Stay Fit During Your 30s
This is the decade to emphasize core strength, especially if you plan to get pregnant, and add interval training to your cardio routine to counteract a slowing metabolism. This is also the time to shore up and maintain your muscle mass, as most people lose muscle as they age. Weight training, weight-bearing yoga postures, Pilates, and anything that works to strengthen and build your muscles is a must.
Stay Fit During Your 40s
If you are already in great shape, this is an excellent time to increase your activity and take your fitness up a notch. The more exercise the better — this will protect your muscle mass, as well as your telomeres, which are stretches of DNA that promote longevity and cellular health. Alternate between moderate and vigorous cardiovascular exercise, and continue weight training. Bike, take long, brisk walks, hike, or take a fun new fitness class.

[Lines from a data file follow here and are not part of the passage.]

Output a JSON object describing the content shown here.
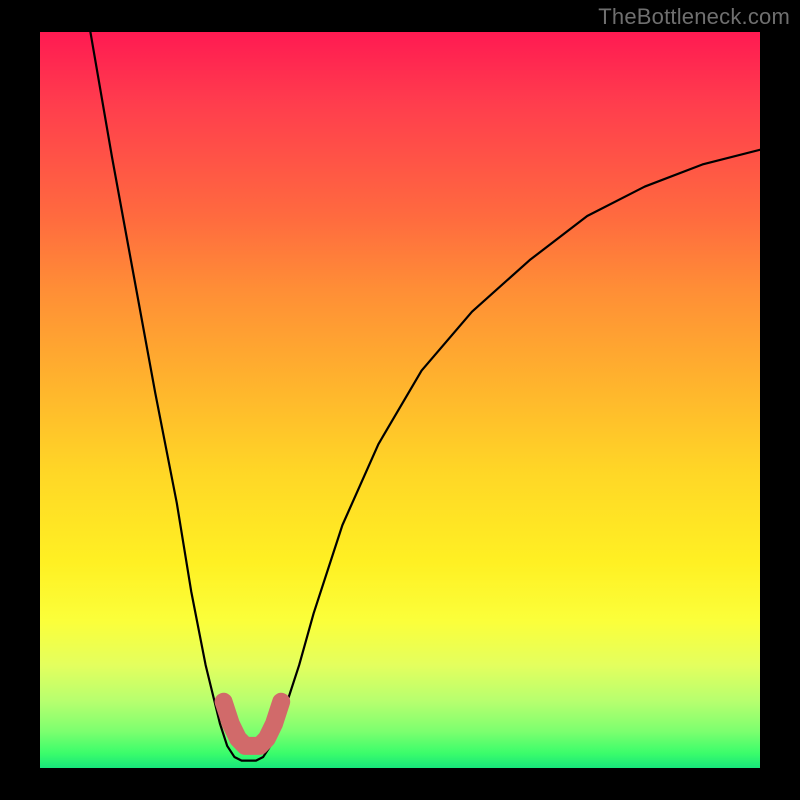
{
  "watermark": "TheBottleneck.com",
  "chart_data": {
    "type": "line",
    "title": "",
    "xlabel": "",
    "ylabel": "",
    "xlim": [
      0,
      100
    ],
    "ylim": [
      0,
      100
    ],
    "grid": false,
    "legend": false,
    "series": [
      {
        "name": "bottleneck-curve",
        "x": [
          7,
          10,
          13,
          16,
          19,
          21,
          23,
          25,
          26,
          27,
          28,
          29,
          30,
          31,
          32,
          33,
          34,
          36,
          38,
          42,
          47,
          53,
          60,
          68,
          76,
          84,
          92,
          100
        ],
        "values": [
          100,
          83,
          67,
          51,
          36,
          24,
          14,
          6,
          3,
          1.5,
          1,
          1,
          1,
          1.5,
          3,
          5,
          8,
          14,
          21,
          33,
          44,
          54,
          62,
          69,
          75,
          79,
          82,
          84
        ]
      }
    ],
    "highlight": {
      "name": "bottleneck-minimum",
      "color": "#d16a6a",
      "x": [
        25.5,
        26.5,
        27.5,
        28.5,
        29.5,
        30.5,
        31.5,
        32.5,
        33.5
      ],
      "values": [
        9,
        6,
        4,
        3,
        3,
        3,
        4,
        6,
        9
      ]
    },
    "background_gradient": {
      "stops": [
        {
          "offset": 0,
          "color": "#ff1a52"
        },
        {
          "offset": 25,
          "color": "#ff6a3f"
        },
        {
          "offset": 50,
          "color": "#ffc628"
        },
        {
          "offset": 75,
          "color": "#fff427"
        },
        {
          "offset": 90,
          "color": "#c7ff66"
        },
        {
          "offset": 100,
          "color": "#17e57a"
        }
      ]
    }
  }
}
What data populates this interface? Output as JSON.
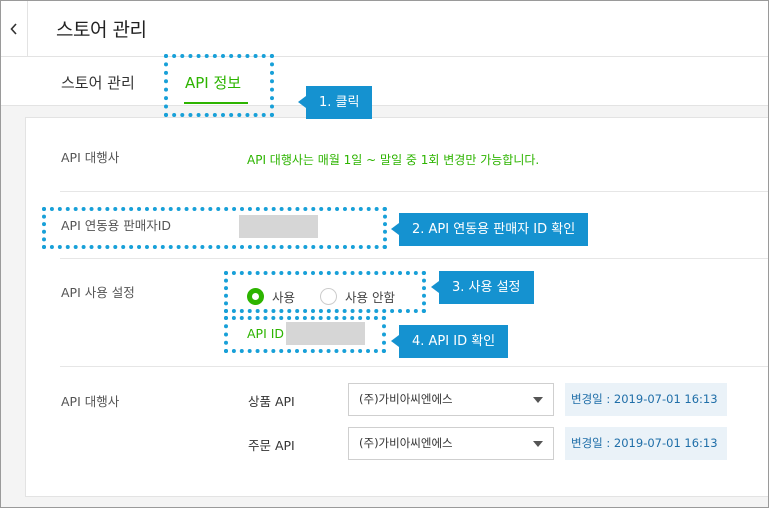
{
  "header": {
    "title": "스토어 관리",
    "back_icon": "chevron-left-icon"
  },
  "tabs": [
    {
      "label": "스토어 관리",
      "active": false
    },
    {
      "label": "API 정보",
      "active": true
    }
  ],
  "accent_color": "#2db400",
  "callout_color": "#1592d0",
  "rows": {
    "agency_notice": {
      "label": "API 대행사",
      "notice": "API 대행사는 매월 1일 ~ 말일 중 1회 변경만 가능합니다."
    },
    "seller_id": {
      "label": "API 연동용 판매자ID"
    },
    "usage": {
      "label": "API 사용 설정",
      "options": [
        {
          "label": "사용",
          "selected": true
        },
        {
          "label": "사용 안함",
          "selected": false
        }
      ],
      "api_id_label": "API ID"
    },
    "agency": {
      "label": "API 대행사",
      "product": {
        "label": "상품 API",
        "selected": "(주)가비아씨엔에스",
        "changed": "변경일 : 2019-07-01 16:13"
      },
      "order": {
        "label": "주문 API",
        "selected": "(주)가비아씨엔에스",
        "changed": "변경일 : 2019-07-01 16:13"
      }
    }
  },
  "annotations": [
    "1. 클릭",
    "2. API 연동용 판매자 ID 확인",
    "3. 사용 설정",
    "4. API ID 확인"
  ]
}
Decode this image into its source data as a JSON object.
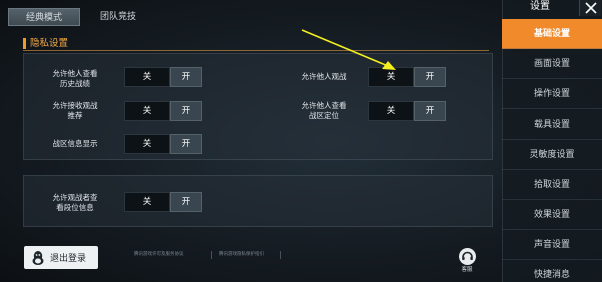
{
  "tabs": [
    {
      "label": "经典模式",
      "active": true
    },
    {
      "label": "团队竞技",
      "active": false
    }
  ],
  "section": {
    "title": "隐私设置"
  },
  "settings": [
    {
      "label_l1": "允许他人查看",
      "label_l2": "历史战绩",
      "off": "关",
      "on": "开"
    },
    {
      "label_l1": "允许他人观战",
      "label_l2": "",
      "off": "关",
      "on": "开"
    },
    {
      "label_l1": "允许接收观战",
      "label_l2": "推荐",
      "off": "关",
      "on": "开"
    },
    {
      "label_l1": "允许他人查看",
      "label_l2": "战区定位",
      "off": "关",
      "on": "开"
    },
    {
      "label_l1": "战区信息显示",
      "label_l2": "",
      "off": "关",
      "on": "开"
    },
    {
      "label_l1": "允许观战者查",
      "label_l2": "看段位信息",
      "off": "关",
      "on": "开"
    }
  ],
  "footer": {
    "logout": "退出登录",
    "link1": "腾讯游戏许可及服务协议",
    "link2": "腾讯游戏隐私保护指引",
    "service": "客服"
  },
  "sidebar": {
    "title": "设置",
    "items": [
      "基础设置",
      "画面设置",
      "操作设置",
      "载具设置",
      "灵敏度设置",
      "拾取设置",
      "效果设置",
      "声音设置",
      "快捷消息"
    ],
    "active_index": 0
  },
  "colors": {
    "accent": "#f08a2a",
    "section_title": "#f2a845",
    "annotation_arrow": "#f4ef1e"
  }
}
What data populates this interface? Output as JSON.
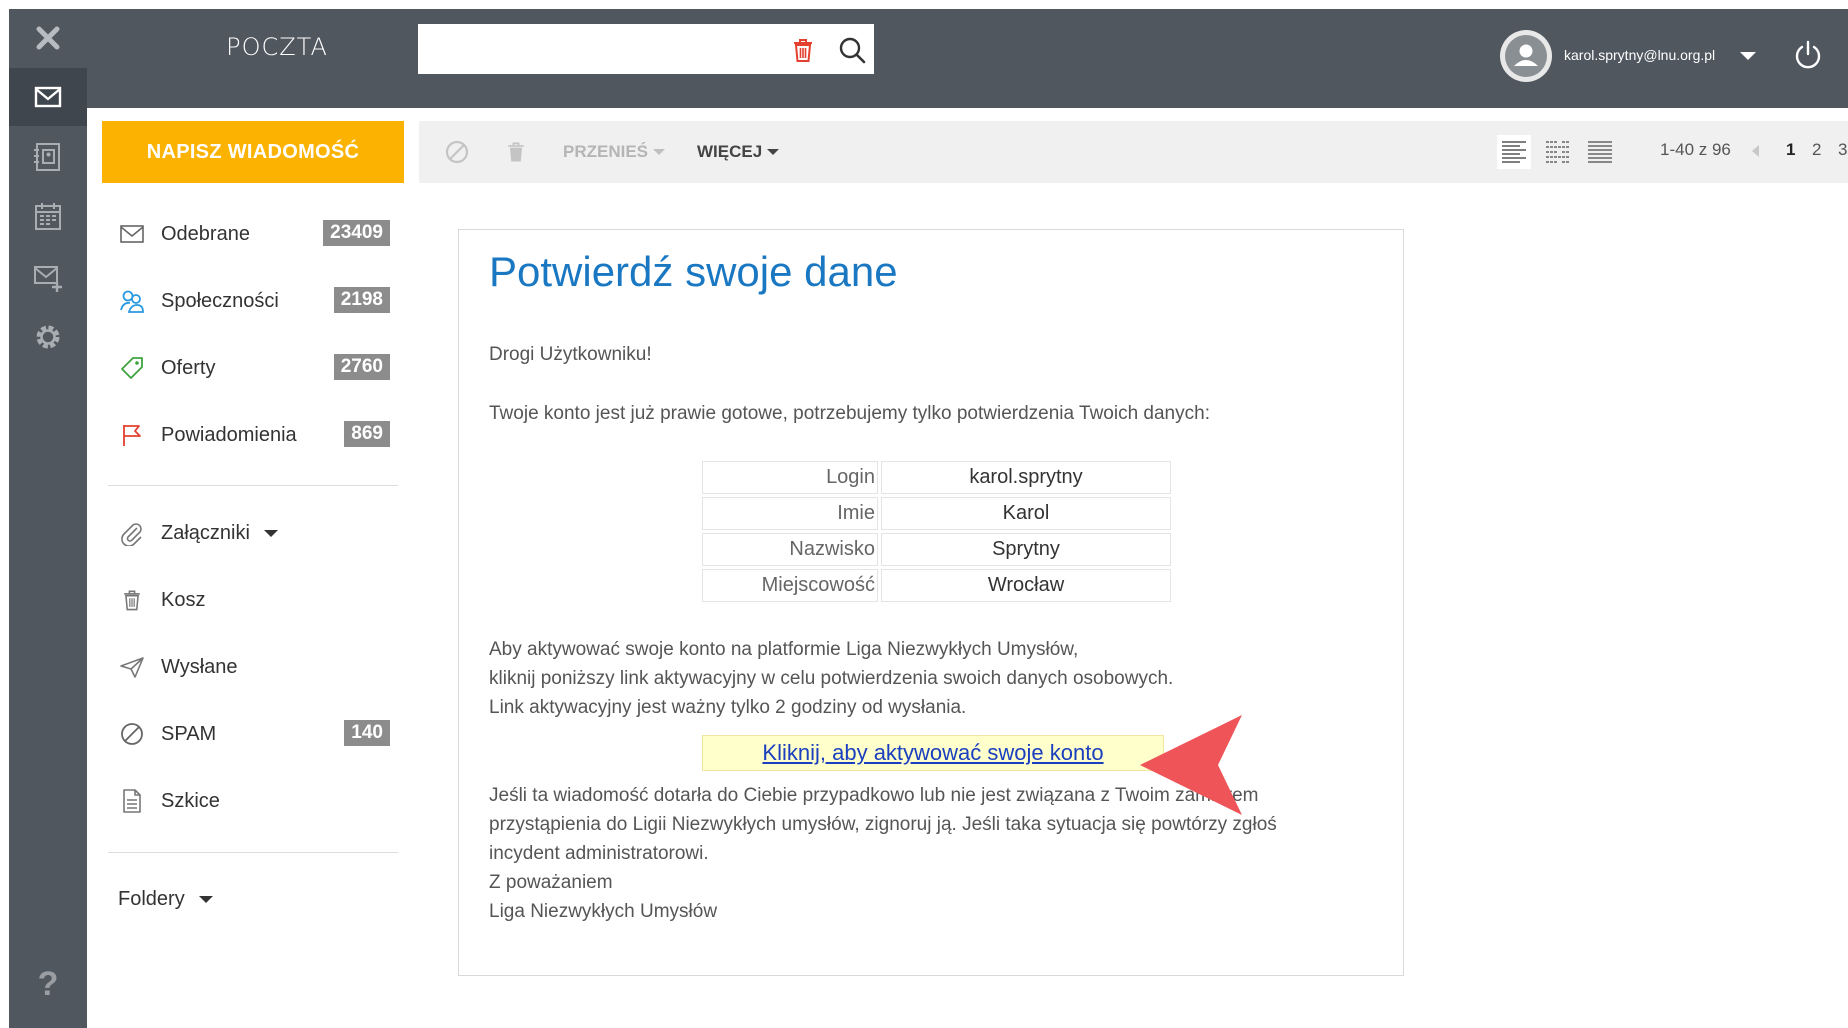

The key is to keep moving, and stay active. If you are new to the fitness game, jump in - your body will respond beautifully, and you will feel and look better than ever.
Stay Fit During Your 50s
Lowered estrogen and fluctuating hormone levels due to menopause can lead to mood dysregulation and potential bone loss. Exercise is excellent for stabilizing moods, and weight-bearing exercises are vital to maintaining muscle and bone mass. Aim for 30 minutes of daily weight-bearing exercise, such as yoga, dancing, tennis, jogging, or weight training. This is also the decade to focus on protecting leg and lower body strength. Research shows a connection between leg strength and brain health as we age. The mechanism isn’t fully understood, but one theory posits that brain-stimulating neurochemicals are released when muscles are worked, and leg muscles are some of the largest in the body. Regardless, physical exercise that improves brain health is doubly important to pursue.
Stay Fit During Your 60s and Beyond
The healthier and more fit you’ve been up to this point, the better. Make adjustments as your body requires — don’t ignore illness, pains, or signs of distress. But there is no need to slow down if you still feel good. Keep moving and stay active. The better shape you're in, the greater your vitality as you age. While weight gain is common after menopause, it's still possible to drop extra pounds and trim your belly at this life stage. It's also important to sustain excellent cardiovascular health, and to reduce your risk of type 2 diabetes and various cancers. Light aerobic activity, regular brisk walks, and gardening are all great options to stay fit. Strength training continues to be important in these years, so try to do a full body workout with medium weights for about 40 minutes twice a week in addition to cardio activities.